Russian Oil Minister Alexander Novak and Saudi Arabian Oil Minister Khalid al-Falih will also attend the G-20 meeting ahead of the Dec. 6 meeting between the Organization of the Petroleum exporting Countries and 10 non-OPEC oil producers led by Russia that are in the final weeks of a two-year production agreement. The Saudis are said to seek an extension of the production agreement into 2019, which would drop their crude production 1.0 million bpd from the 11.0 million bpd output rate reached earlier this month. Russia is not keen on lowering production, with Russia boosting output to a post-Soviet high of 11.41 million bpd in October. Russia is taking market share from Iran in the European Union, taking advantage of U.S. sanctions on Iranian oil exports.
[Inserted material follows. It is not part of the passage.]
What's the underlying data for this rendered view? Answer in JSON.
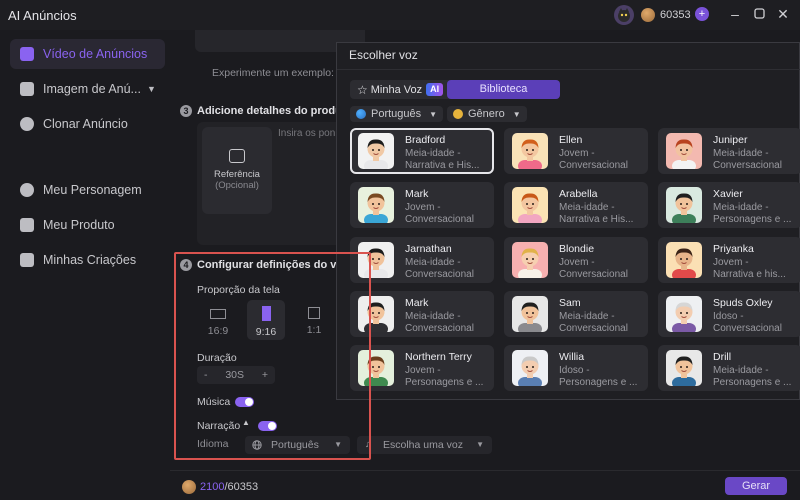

In early trading, Nymex January West Texas Intermediate was down $0.50 near $51.05 bbl, with additional pressure on the WTI contract coming from a stronger U.S. dollar, which is trading at a two-week high, and near the midmonth 17-month high for the currency.

ICE January Brent is down $0.70 near $59.50 bbl ahead of its expiration Friday afternoon, with the February contract at a roughly $0.25 premium.

Nymex December ULSD futures were down 2.3 cents at $1.8630 gallon, with January delivery at a 0.30 cents premium. Nymex December RBOB futures were down 0.35 cents near $1.4175 gallon with January delivery at a nearly 2.0 cents premium to the December contract.

The December ULSD and RBOB contracts also expire at Friday's closing bell.

Brian L. Milne can be reached at brian.milne@dtn.com


Brian Milne